* [INSTRUCTIONS TO FOLLOW]
Lines below that include the word "date" should each be copied.
RECORDS TO PROCESS Start Marker
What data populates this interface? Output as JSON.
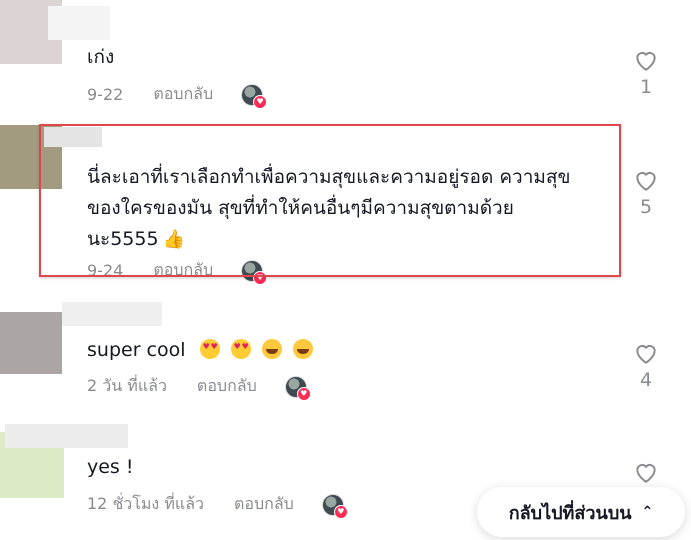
{
  "comments": [
    {
      "text": "เก่ง",
      "date": "9-22",
      "reply": "ตอบกลับ",
      "likes": "1",
      "avatar_color": "#dcd4d2"
    },
    {
      "text_lines": [
        "นี่ละเอาที่เราเลือกทำเพื่อความสุขและความอยู่รอด ความสุข",
        "ของใครของมัน สุขที่ทำให้คนอื่นๆมีความสุขตามด้วย",
        "นะ5555"
      ],
      "date": "9-24",
      "reply": "ตอบกลับ",
      "likes": "5",
      "avatar_color": "#a29b7f",
      "emoji": "thumbs-up"
    },
    {
      "text": "super cool",
      "date": "2 วัน ที่แล้ว",
      "reply": "ตอบกลับ",
      "likes": "4",
      "avatar_color": "#aba5a3",
      "emojis": [
        "heart-eyes",
        "heart-eyes",
        "laughing-tears",
        "laughing-tears"
      ]
    },
    {
      "text": "yes !",
      "date": "12 ชั่วโมง ที่แล้ว",
      "reply": "ตอบกลับ",
      "avatar_color": "#dcebc5"
    }
  ],
  "back_to_top": {
    "label": "กลับไปที่ส่วนบน",
    "icon": "double-chevron-up-icon"
  },
  "colors": {
    "highlight": "#e0474c",
    "creator_heart": "#fe2c55",
    "meta": "#8a8b91"
  }
}
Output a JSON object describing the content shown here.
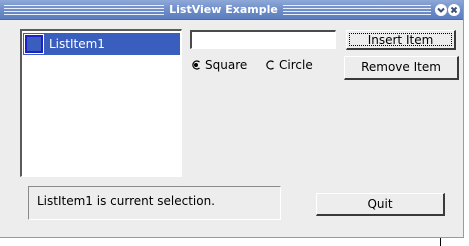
{
  "window": {
    "title": "ListView Example"
  },
  "list": {
    "items": [
      {
        "label": "ListItem1",
        "icon": "square-icon",
        "selected": true
      }
    ]
  },
  "text_input": {
    "value": "",
    "placeholder": ""
  },
  "buttons": {
    "insert_label": "Insert Item",
    "remove_label": "Remove Item",
    "quit_label": "Quit"
  },
  "shape_options": {
    "square_label": "Square",
    "circle_label": "Circle",
    "selected": "Square"
  },
  "status": {
    "text": "ListItem1 is current selection."
  },
  "colors": {
    "title_bar": "#6c8cc8",
    "selection": "#3a5ebd",
    "window_bg": "#ededed"
  }
}
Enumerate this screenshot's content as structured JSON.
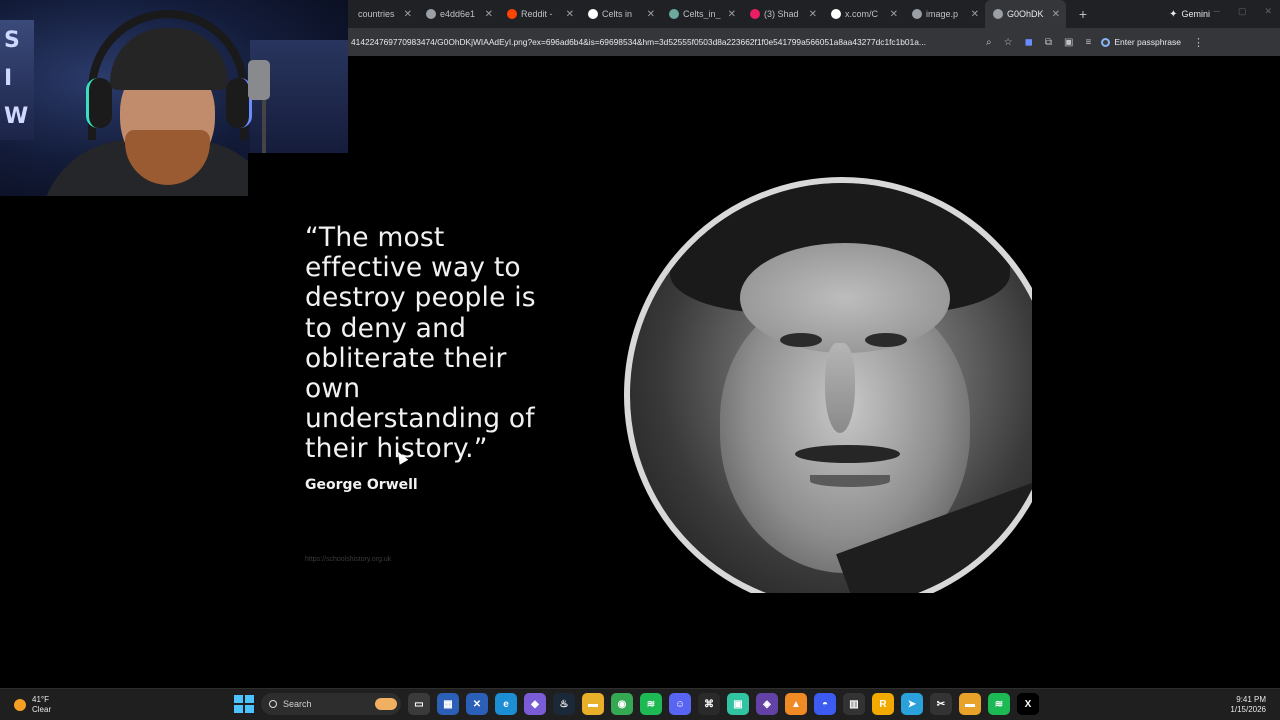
{
  "browser": {
    "tabs": [
      {
        "title": "countries",
        "favicon_color": "#8ab4f8",
        "active": false
      },
      {
        "title": "e4dd6e1",
        "favicon_color": "#9aa0a6",
        "active": false
      },
      {
        "title": "Reddit -",
        "favicon_color": "#ff4500",
        "active": false
      },
      {
        "title": "Celts in",
        "favicon_color": "#ffffff",
        "active": false
      },
      {
        "title": "Celts_in_",
        "favicon_color": "#6aa8a0",
        "active": false
      },
      {
        "title": "(3) Shad",
        "favicon_color": "#e91e63",
        "active": false
      },
      {
        "title": "x.com/C",
        "favicon_color": "#ffffff",
        "active": false
      },
      {
        "title": "image.p",
        "favicon_color": "#9aa0a6",
        "active": false
      },
      {
        "title": "G0OhDK",
        "favicon_color": "#9aa0a6",
        "active": true
      }
    ],
    "new_tab_label": "+",
    "gemini_label": "Gemini",
    "url": "414224769770983474/G0OhDKjWIAAdEyI.png?ex=696ad6b4&is=69698534&hm=3d52555f0503d8a223662f1f0e541799a566051a8aa43277dc1fc1b01a...",
    "passphrase_label": "Enter passphrase"
  },
  "image": {
    "quote": "“The most effective way to destroy people is to deny and obliterate their own understanding of their history.”",
    "quote_lines": [
      "“The most",
      "effective way to",
      "destroy people is",
      "to deny and",
      "obliterate their",
      "own",
      "understanding of",
      "their history.”"
    ],
    "author": "George Orwell",
    "source_url": "https://schoolshistory.org.uk"
  },
  "taskbar": {
    "weather_temp": "41°F",
    "weather_desc": "Clear",
    "search_label": "Search",
    "time": "9:41 PM",
    "date": "1/15/2026",
    "apps": [
      {
        "name": "task-view",
        "color": "#3a3a3a",
        "glyph": "▭"
      },
      {
        "name": "store",
        "color": "#2b5fb8",
        "glyph": "▦"
      },
      {
        "name": "xbox",
        "color": "#2b5fb8",
        "glyph": "✕"
      },
      {
        "name": "edge",
        "color": "#1c8ed4",
        "glyph": "e"
      },
      {
        "name": "copilot",
        "color": "#7a5cd6",
        "glyph": "◆"
      },
      {
        "name": "steam",
        "color": "#1b2838",
        "glyph": "♨"
      },
      {
        "name": "file-explorer",
        "color": "#e8b02a",
        "glyph": "▬"
      },
      {
        "name": "chrome",
        "color": "#34a853",
        "glyph": "◉"
      },
      {
        "name": "spotify",
        "color": "#1db954",
        "glyph": "≋"
      },
      {
        "name": "discord",
        "color": "#5865f2",
        "glyph": "☺"
      },
      {
        "name": "epic",
        "color": "#2a2a2a",
        "glyph": "⌘"
      },
      {
        "name": "streamlabs",
        "color": "#31c3a2",
        "glyph": "▣"
      },
      {
        "name": "twitch-studio",
        "color": "#6441a5",
        "glyph": "◈"
      },
      {
        "name": "vlc",
        "color": "#f08a24",
        "glyph": "▲"
      },
      {
        "name": "wallpaper-engine",
        "color": "#3d5af1",
        "glyph": "◓"
      },
      {
        "name": "elgato",
        "color": "#333333",
        "glyph": "▥"
      },
      {
        "name": "r-app",
        "color": "#f2a900",
        "glyph": "R"
      },
      {
        "name": "telegram",
        "color": "#2aa1da",
        "glyph": "➤"
      },
      {
        "name": "capcut",
        "color": "#333333",
        "glyph": "✂"
      },
      {
        "name": "folder",
        "color": "#e8a22a",
        "glyph": "▬"
      },
      {
        "name": "spotify-2",
        "color": "#1db954",
        "glyph": "≋"
      },
      {
        "name": "x-app",
        "color": "#000000",
        "glyph": "X"
      }
    ]
  }
}
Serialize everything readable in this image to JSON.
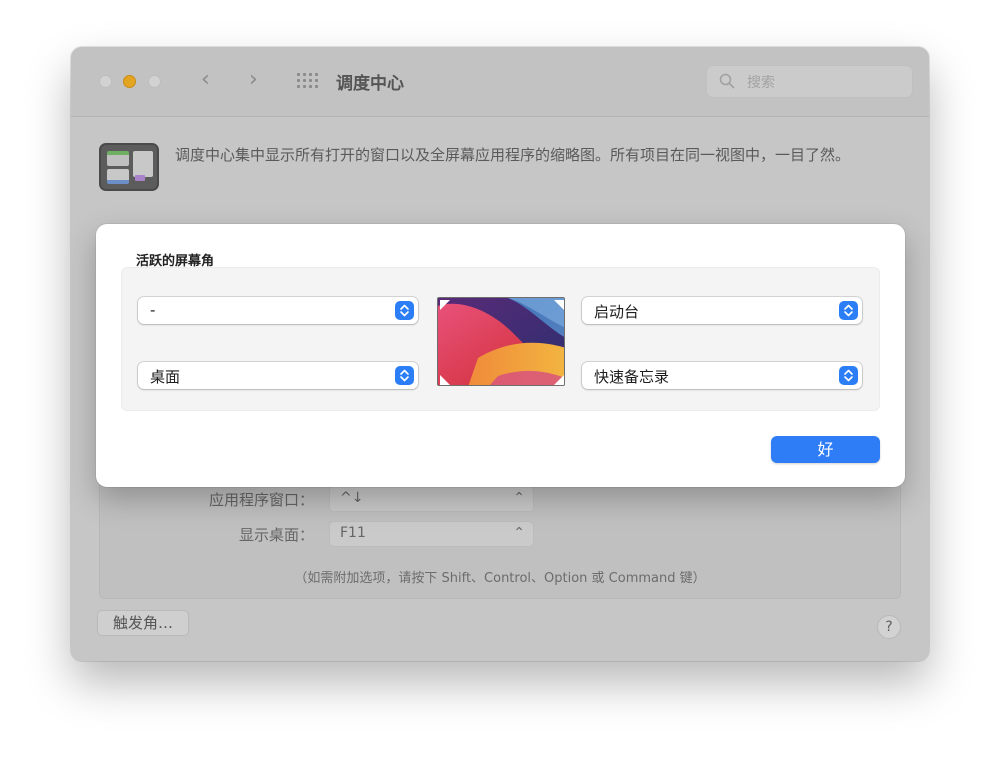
{
  "window": {
    "title": "调度中心",
    "search": {
      "placeholder": "搜索"
    },
    "description": "调度中心集中显示所有打开的窗口以及全屏幕应用程序的缩略图。所有项目在同一视图中，一目了然。",
    "keyboard": {
      "app_windows_label": "应用程序窗口：",
      "app_windows_value": "^↓",
      "show_desktop_label": "显示桌面：",
      "show_desktop_value": "F11",
      "hint": "（如需附加选项，请按下 Shift、Control、Option 或 Command 键）"
    },
    "hot_corners_button": "触发角…",
    "help_button": "?"
  },
  "sheet": {
    "title": "活跃的屏幕角",
    "top_left": "-",
    "top_right": "启动台",
    "bottom_left": "桌面",
    "bottom_right": "快速备忘录",
    "ok_label": "好"
  },
  "colors": {
    "accent": "#2f7df6",
    "minimize_yellow": "#e3a422"
  },
  "icons": [
    "back-chevron-icon",
    "forward-chevron-icon",
    "app-grid-icon",
    "search-icon",
    "mission-control-icon",
    "popup-arrows-icon"
  ]
}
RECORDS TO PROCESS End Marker
* [SOLVED EXERCISE]
      "date": "9-22",
      "date": "9-24",
      "date": "2 วัน ที่แล้ว",
      "date": "12 ชั่วโมง ที่แล้ว",
    "date": "1/15/2026",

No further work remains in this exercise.